◆ **Data shown**
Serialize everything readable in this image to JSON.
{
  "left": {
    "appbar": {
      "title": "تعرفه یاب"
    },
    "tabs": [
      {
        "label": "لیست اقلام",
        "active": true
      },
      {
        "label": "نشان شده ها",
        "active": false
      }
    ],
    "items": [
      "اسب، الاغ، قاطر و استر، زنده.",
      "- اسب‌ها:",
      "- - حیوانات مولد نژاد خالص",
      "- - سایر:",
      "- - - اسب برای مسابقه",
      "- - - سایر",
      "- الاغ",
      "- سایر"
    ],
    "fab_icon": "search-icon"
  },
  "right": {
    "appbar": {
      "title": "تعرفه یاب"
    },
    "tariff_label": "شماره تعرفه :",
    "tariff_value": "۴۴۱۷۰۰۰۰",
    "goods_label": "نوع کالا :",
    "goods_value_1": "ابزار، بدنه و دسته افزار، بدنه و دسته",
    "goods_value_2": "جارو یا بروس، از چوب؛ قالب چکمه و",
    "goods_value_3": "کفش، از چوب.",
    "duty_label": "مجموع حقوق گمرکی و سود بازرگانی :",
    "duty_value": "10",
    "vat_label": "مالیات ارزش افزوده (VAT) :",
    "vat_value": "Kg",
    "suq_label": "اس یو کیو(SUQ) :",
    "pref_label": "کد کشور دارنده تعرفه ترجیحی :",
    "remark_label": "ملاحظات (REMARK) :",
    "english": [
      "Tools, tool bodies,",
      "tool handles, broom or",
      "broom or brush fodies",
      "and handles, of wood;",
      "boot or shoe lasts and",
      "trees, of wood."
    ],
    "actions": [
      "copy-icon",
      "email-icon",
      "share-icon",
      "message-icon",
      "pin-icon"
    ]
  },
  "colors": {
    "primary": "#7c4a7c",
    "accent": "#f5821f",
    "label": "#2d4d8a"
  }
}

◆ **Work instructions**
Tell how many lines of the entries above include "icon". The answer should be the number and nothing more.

◆ **Result of the exercise**
6